This article is published in the June 2017 issue.

Compared to Men And Women, Non-Binary Students Report Lower Levels of Peer Support


June infographic

Gender identity is complex, and while the majority of people identify as either man or woman, others identify as a non-binary gender (also known as genderqueer or gender non-conforming). When one identifies as non-binary, this means they identify as something other than the traditional binary gender options (i.e., man or woman). Non-binary students may feel marginalized because they fall outside of the “parameters” set by society to act and exist in one way or another [1]. As such, these individuals may experience harassment, discrimination, or micro-aggressions [2] [3].

Using Data Buddies data, CERP explored non-binary computing students’ levels of peer support, or the extent to which students feel they have peers who they can rely on for academic and social support in their undergraduate computing program. Analyses revealed non-binary students in our sample reported lower levels of peer support than men (p < 0.05) and women (p < 0.01). This finding is important, because peer support is linked with positive self-esteem and persistence [4] and retention in science fields [5]. While computing educators cannot force students to support one another, educators can set an example by creating a welcoming and safe environment through the recognition and support of students’ differences. Educators can also encourage collaborative and team-based learning activities so that all students have the opportunity to develop their peer network in the department.

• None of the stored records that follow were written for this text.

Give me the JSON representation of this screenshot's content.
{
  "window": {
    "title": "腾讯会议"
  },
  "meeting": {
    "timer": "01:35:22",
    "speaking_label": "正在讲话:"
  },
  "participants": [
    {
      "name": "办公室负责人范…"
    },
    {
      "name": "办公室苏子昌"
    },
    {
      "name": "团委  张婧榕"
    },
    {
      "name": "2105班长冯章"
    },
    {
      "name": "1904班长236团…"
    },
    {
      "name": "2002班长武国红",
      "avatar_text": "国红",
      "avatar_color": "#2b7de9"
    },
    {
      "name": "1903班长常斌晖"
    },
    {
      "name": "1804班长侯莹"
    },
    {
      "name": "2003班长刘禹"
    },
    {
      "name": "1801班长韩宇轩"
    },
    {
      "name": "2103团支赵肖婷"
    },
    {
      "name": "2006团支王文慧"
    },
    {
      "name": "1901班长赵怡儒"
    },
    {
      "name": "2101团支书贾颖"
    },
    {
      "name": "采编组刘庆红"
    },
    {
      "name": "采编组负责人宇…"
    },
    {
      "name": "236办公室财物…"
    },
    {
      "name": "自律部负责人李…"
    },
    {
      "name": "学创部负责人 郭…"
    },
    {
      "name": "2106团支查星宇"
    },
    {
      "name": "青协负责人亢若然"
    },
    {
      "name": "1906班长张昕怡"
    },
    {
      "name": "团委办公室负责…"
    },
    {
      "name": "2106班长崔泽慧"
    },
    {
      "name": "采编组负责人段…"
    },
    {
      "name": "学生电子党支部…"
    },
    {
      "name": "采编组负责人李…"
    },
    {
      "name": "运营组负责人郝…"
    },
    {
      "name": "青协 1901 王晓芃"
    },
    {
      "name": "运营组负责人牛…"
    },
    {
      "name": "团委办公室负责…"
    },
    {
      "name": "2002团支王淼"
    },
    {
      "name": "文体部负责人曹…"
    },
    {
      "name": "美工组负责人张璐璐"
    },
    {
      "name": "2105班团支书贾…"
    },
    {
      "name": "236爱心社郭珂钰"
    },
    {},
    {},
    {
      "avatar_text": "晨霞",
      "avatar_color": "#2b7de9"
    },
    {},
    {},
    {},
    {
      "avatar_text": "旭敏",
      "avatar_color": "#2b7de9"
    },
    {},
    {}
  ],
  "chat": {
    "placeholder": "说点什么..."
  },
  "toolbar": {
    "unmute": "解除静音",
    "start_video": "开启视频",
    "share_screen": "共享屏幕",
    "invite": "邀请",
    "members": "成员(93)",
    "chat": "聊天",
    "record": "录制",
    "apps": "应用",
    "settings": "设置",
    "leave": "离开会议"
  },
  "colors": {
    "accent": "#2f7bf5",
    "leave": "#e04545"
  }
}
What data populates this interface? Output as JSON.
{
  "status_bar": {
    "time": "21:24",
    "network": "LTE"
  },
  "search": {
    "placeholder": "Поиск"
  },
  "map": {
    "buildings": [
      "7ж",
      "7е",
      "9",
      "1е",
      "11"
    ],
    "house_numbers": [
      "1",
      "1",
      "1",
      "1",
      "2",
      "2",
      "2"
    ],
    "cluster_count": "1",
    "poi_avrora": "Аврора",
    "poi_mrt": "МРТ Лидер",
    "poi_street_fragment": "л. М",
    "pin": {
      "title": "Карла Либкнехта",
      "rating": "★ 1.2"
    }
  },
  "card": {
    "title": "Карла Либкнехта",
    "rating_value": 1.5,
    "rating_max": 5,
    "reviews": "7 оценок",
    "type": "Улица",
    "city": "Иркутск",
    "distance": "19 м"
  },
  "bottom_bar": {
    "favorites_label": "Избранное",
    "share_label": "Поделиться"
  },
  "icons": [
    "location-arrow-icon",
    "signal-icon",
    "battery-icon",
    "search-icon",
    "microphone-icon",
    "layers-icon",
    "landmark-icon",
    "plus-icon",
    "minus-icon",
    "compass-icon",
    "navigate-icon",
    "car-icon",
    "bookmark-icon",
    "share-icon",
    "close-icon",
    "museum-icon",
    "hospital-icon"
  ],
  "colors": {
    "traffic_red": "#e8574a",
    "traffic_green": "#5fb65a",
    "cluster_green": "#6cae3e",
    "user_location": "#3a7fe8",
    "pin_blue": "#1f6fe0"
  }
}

Notes. During the 2016 semester, CERP surveyed 5,923 undergraduate students majoring in a computing field from a sample of computing departments across the United States. Sixty-six percent of the sample identified as men, 33 percent as women, and 2 percent as non-binary genders. Students were asked the following question on a scale from [1] Not at all to [5] Very much: To what extent is each of the following kinds of support available to you from other computing students if you need it: (1) someone to hang out with; (2) someone to confide in or talk to about your problems; (3) someone to get class assignments for you if you were sick; (4) someone to help you understand difficult homework problems. Items were aggregated into a composite variable for the analysis above, Cronbach’s alpha = .89. Students who responded “Somewhat” were not included in the graphic but were included while calculating the percentages within each group. An Analysis of Variance treating gender as an independent variable, and peer support as a dependent variable revealed a statistically significant difference between groups, F(2, 5,868) = 18.50, p < .01. A post hoc Dunnett’s test revealed non-binary students reported weaker peer support (Mean [M] = 3.11, Standard Deviation [SD] = 1.18) compared to men (M = 3.39, SD = 1.09), p < 0.05 and women (M = 3.55, SD = 1.11), p < 0.01.


[1] Gilbert, M. A. (2009). Defeating bigenderism: Changing gender assumptions in the twenty-first century. Hypatia, 24(3), 93-112.

[2] Cho, S., Laub, C., & Wall S. S. M. (2004). Beyond the binary: A tool kit for gender identity activism in schools. Gay-Straight Alliance Network, Transgender Law Center, and the National Gender for Lesbian Rights. Retrieved from:

[3] Ballou, A. (2014). 10 Myths About Non-Binary People It’s Time to Unlearn. Everyday Feminism Magazine. Retrieved from:

[4] Cross, S. E. & Vick, N, V. (2001). The interdependent self-construal and social support: The case of persistence in engineering. Personality and Social Psychology Bulletin, 27(7), 820-832.

[5] Hathaway, R. S., Sharp, S. & Davis, C. (2001). Programmatic efforts affect retention of women in science and engineering. Journal of Women and Minorities in Science and Engineering, 7(2), 107-124.

horizontal CERP logoThis analysis is brought to you by the CRA’s Center for Evaluating the Research Pipeline (CERP). CERP provides social science research and comparative evaluation for the computing community. To subscribe to the CERP newsletter, click here.